The role of sigmaB in the stress response of Gram-positive bacteria -- targets for food preservation and safety

Curr Opin Biotechnol. 2005 Apr;16(2):218-24. doi: 10.1016/j.copbio.2005.01.008.

Abstract

The alternative sigma factor sigmaB modulates the stress response of several Gram-positive bacteria, including Bacillus subtilis and the food-borne human pathogens Bacillus cereus, Listeria monocytogenes and Staphylococcus aureus. In all these bacteria, sigmaB is responsible for the transcription of genes that can confer stress resistance to the vegetative cell. Recent findings indicate that sigmaB also plays an important role in antibiotic resistance, pathogenesis and cellular differentiation processes such as biofilm formation and sporulation. Although there are important differences in the regulation of sigmaB and in the set of genes regulated by sigmaB in B. subtilis, B. cereus, L. monocytogenes and S. aureus, there are also some conserved themes. A mechanistic understanding of the sigmaB activation processes and assessment of its regulon could provide tools for pathogen control and inactivation both in the food industry and clinical settings.

Publication types

  • Review

MeSH terms

  • Bacillus cereus / metabolism
  • Bacillus subtilis / metabolism*
  • Bacterial Proteins / metabolism*
  • Food Handling / methods*
  • Food Microbiology*
  • Food Preservation
  • Gene Expression Regulation, Bacterial
  • Gram-Positive Bacteria / metabolism*
  • Listeria monocytogenes / metabolism
  • Models, Biological
  • Mutation
  • Protein Structure, Tertiary
  • Sigma Factor / metabolism*
  • Staphylococcus aureus / metabolism
  • Time Factors

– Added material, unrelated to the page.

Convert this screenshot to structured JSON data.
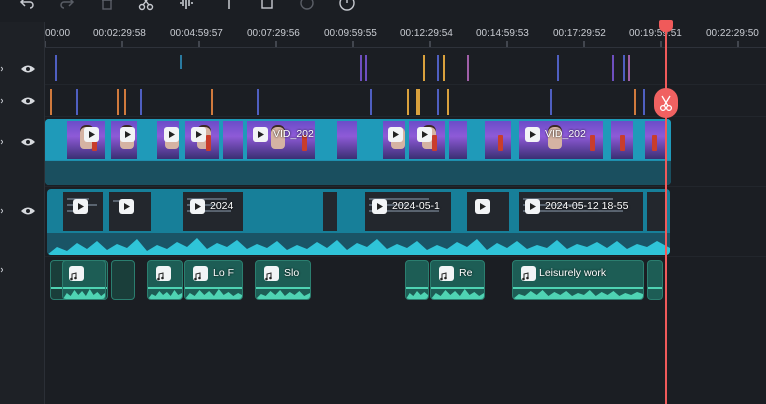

Substances

  • Bacterial Proteins
  • SigB protein, Bacteria
  • Sigma Factor